Where are all my ladies at?
Today at 12 p.m., Northrop Grumman is hosting a special online Google Hangout, Women of Weather. Among the all-star female cast, the event will feature prominent on-camera meteorologists like The Weather Channel’s Maria LaRosa and Good Morning America’s Ginger Zee, as well as representatives from the National Weather Service, Courtney Draggon and Robyn Heffernan.
We encourage you to join the hangout today for a smart, open, and honest discussion on what it’s like to be woman in the world of weather, including work force issues, opportunities, challenges, and successes.
According to the Department of Commerce, women hold just 25 percent of the jobs in STEM fields (science, technology, engineering and math). That number gets even lower when talking about atmospheric sciences in particular, where, according to the National Science Foundation, only 14 percent of professionals in the field are female!
Being a woman in weather has its obvious challenges. For the on camera meteorologists it’s no secret we’re all familiar with the “short skirts and tight tops” comments, and in this age of social media people can be absolutely unforgiving when it comes to scrutinizing the physical appearance of those in front of the camera. Talk about needing tough skin!
Other challenges include being in the minority in our field. Even in the professional workforce there are instances of exclusion or disrespect simply based on our gender. Finally, and this goes for both men and women meteorologists, but in a career that almost requires us to be “on-call” 24/7 (the weather never sleeps, right?) this profession can be very hard on family and home life.
With all of that said do you have a female role model in the world of meteorology? They are all around us. Whether you turn on the TV in the morning, noon, or at night we see our on-camera meteorologists working 24/7, 365 days a year giving you the forecast. You know them: The Weather Channel’s Maria LaRosa, Jen Carfagno, Stephanie Abrams and Vivian Brown, GMA’s Ginger Zee, NBC LA’s Crystal Egger. You also have your stellar local TV meteorologists like our very own Jacqui Jeras and Sue Palka.
We also have females leading the charge in high level positions in NOAA. Take Laura Furgione for instance, the Deputy Assistant Administrator for Weather Services and National Weather Service Deputy Director. Dr. Kathryn Sullivan was just confirmed by the Senate as Under Secretary of Commerce for Oceans and Atmosphere and NOAA Administrator. Did I mention she was also an astronaut?
Perhaps some of the most accessible role models are the ones we find in the classroom.
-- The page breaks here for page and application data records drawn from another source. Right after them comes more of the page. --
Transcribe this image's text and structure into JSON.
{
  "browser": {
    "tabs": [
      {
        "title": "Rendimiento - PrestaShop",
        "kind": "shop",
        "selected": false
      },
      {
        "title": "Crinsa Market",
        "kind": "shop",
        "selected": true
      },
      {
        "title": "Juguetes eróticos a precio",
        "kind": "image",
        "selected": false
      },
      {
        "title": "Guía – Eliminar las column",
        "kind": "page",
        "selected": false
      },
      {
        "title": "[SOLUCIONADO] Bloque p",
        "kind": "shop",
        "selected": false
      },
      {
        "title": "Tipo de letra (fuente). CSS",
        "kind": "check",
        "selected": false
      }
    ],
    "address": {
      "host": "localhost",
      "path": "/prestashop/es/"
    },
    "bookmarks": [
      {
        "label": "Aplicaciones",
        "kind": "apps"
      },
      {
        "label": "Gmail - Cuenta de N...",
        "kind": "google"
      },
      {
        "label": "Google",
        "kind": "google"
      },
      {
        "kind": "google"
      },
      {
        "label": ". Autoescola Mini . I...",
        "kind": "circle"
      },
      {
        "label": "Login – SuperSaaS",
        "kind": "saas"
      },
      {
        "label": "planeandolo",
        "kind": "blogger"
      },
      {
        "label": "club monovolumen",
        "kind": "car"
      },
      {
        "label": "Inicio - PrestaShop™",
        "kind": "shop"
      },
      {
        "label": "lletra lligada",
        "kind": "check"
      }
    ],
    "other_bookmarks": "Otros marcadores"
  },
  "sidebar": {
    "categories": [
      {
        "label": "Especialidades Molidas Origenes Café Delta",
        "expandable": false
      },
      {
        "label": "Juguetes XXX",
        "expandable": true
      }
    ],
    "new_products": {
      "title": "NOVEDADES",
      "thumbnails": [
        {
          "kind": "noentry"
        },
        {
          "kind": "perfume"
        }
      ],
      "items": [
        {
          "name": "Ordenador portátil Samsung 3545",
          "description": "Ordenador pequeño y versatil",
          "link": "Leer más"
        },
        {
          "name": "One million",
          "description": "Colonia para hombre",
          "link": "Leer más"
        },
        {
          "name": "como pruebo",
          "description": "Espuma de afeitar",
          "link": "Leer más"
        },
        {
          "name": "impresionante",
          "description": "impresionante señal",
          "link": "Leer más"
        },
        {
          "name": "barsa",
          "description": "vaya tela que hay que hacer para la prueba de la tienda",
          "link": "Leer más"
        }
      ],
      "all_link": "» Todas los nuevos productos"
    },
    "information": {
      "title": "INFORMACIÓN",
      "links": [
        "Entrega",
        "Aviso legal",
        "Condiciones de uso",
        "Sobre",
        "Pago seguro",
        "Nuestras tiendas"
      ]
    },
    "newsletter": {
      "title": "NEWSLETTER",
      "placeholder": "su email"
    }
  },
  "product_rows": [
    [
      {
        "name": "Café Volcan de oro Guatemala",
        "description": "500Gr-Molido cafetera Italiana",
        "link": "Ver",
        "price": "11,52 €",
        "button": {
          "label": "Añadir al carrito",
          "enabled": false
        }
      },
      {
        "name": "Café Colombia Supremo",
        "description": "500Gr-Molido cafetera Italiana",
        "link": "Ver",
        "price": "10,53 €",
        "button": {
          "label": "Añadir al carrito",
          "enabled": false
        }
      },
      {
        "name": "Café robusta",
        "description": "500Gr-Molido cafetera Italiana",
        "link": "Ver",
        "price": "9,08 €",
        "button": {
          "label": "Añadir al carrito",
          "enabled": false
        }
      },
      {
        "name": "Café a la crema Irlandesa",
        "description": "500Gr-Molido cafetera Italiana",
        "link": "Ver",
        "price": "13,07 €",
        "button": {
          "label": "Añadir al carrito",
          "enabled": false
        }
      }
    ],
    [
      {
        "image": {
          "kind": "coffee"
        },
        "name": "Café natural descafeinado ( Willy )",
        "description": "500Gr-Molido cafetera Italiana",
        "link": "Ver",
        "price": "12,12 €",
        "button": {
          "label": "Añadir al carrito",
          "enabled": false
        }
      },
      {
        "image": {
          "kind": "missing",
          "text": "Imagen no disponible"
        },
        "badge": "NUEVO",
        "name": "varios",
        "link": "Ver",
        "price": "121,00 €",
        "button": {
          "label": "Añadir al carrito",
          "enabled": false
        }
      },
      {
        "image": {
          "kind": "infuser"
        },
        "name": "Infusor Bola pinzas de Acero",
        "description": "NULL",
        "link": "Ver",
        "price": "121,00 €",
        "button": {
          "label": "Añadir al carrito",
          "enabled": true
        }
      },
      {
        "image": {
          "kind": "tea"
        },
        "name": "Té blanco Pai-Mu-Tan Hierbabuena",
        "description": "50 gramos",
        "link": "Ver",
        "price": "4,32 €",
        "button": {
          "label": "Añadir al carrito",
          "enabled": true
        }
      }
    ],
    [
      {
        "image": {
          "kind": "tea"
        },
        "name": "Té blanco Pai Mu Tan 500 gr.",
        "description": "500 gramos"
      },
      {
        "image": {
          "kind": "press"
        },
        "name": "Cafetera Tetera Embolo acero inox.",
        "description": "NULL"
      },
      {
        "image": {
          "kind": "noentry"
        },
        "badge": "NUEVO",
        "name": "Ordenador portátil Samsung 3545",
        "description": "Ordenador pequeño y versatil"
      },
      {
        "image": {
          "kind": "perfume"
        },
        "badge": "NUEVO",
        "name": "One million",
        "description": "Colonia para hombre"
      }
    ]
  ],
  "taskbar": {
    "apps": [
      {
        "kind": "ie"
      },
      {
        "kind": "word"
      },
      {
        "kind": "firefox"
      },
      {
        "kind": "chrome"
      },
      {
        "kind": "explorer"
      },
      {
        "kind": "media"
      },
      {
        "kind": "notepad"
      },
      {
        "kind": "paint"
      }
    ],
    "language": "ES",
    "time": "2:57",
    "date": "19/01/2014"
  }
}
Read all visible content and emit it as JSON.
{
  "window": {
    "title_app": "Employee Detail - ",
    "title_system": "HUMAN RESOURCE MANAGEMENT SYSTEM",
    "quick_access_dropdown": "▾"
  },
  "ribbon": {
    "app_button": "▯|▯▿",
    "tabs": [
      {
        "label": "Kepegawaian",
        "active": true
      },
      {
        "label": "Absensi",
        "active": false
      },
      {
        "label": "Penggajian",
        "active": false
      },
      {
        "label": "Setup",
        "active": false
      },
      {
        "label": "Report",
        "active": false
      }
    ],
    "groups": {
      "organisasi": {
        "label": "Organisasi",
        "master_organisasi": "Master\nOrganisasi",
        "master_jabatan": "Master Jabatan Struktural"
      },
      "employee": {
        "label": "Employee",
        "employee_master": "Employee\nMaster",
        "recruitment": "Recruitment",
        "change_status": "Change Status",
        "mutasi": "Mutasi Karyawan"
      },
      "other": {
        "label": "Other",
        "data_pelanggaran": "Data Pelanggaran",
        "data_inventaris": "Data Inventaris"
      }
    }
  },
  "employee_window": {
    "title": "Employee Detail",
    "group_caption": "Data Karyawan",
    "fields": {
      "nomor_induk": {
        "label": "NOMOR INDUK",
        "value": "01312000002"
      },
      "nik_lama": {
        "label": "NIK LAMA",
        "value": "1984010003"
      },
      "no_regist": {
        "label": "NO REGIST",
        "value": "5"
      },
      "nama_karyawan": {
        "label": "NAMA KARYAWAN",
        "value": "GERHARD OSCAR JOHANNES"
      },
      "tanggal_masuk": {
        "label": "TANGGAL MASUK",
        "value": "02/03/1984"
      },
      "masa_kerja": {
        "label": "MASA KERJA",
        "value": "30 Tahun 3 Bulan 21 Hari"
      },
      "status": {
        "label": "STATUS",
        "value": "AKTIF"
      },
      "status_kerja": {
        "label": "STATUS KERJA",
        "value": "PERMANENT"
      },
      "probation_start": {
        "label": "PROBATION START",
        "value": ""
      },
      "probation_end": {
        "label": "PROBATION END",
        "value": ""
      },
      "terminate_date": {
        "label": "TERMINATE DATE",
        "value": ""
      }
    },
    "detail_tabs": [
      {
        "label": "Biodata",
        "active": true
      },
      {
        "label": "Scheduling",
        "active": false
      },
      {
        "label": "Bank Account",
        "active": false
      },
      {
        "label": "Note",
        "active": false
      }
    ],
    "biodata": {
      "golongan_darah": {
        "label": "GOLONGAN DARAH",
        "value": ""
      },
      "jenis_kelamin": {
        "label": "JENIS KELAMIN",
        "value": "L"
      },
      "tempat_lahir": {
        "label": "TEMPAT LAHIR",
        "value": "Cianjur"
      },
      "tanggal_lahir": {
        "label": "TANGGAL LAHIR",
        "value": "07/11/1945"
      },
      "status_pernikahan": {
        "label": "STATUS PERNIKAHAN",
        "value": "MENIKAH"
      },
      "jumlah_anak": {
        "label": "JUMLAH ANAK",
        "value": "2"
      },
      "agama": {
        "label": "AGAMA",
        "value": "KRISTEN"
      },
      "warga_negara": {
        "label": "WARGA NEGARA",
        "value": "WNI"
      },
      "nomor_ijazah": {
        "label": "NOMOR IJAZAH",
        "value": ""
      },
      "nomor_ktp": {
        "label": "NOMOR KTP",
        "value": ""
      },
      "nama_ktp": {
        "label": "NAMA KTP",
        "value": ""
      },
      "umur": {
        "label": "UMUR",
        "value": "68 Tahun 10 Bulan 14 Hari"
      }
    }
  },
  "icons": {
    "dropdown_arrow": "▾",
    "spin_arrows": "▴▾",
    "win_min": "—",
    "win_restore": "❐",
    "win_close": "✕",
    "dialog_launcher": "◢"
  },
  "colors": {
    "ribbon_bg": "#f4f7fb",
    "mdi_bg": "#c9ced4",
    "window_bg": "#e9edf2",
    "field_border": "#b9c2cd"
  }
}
Look to your science teachers, college professors, and even your peers who have the same interest or passions! And who could forget Hollywood? Helen Hunt played a fearless Jo Harding in the 1996 blockbuster Twister. A storm chaser committed to saving lives, her mission was to improve the science of tornado warnings.
Admittedly, Helen Hunt’s character in Twister was my very first role model. I ditched “Matilda” and snuck into the theater showing Twister instead. I grew up watching Vivian Brown on The Weather Channel, and now am lucky enough to call her a colleague.
While in college, I volunteered at the NWS Blacksburg alongside Anita Silverman, the only female forecaster at that office. Today, I have the privilege of working with the amazing women of The Weather Channel — Maria LaRosa, Jen Carfagno, Jennifer Delgado, Stephanie Abrams, and the list goes on. Not only do they teach me something new each day, but they are constantly encouraging and motivating me to be a better meteorologist. The best role models in the business!
Finally, I’ll leave you with one more personal anecdote to bring the story full circle. While I gravitate to the fellow women in my field to be some of my strongest role models, I have plenty of male examples to admire as well! During my very first storm chase trip with the Hokie Storm Chasers I was one of only three females on a team of twelve. My van was named, “the man van + Kathryn,” and I loved every second of it.
So tune in to the “Women of Weather” Google Hangout at 12 p.m. to hear the personal stories of some truly amazing female meteorologists in the field, the ones paving the way for those of us following in their footsteps.
If you are a female interested in meteorology, don’t let the male-dominated field discourage you, but instead let it inspire you! Reach out to your role models for advice and encouragement, and follow your passion.
I would also love to hear your stories and aspirations. Are you, your daughter, granddaughter, your sister, etc. aspiring to become meteorologists? What are your challenges? Even better, share any successes! Most importantly, who are your role models?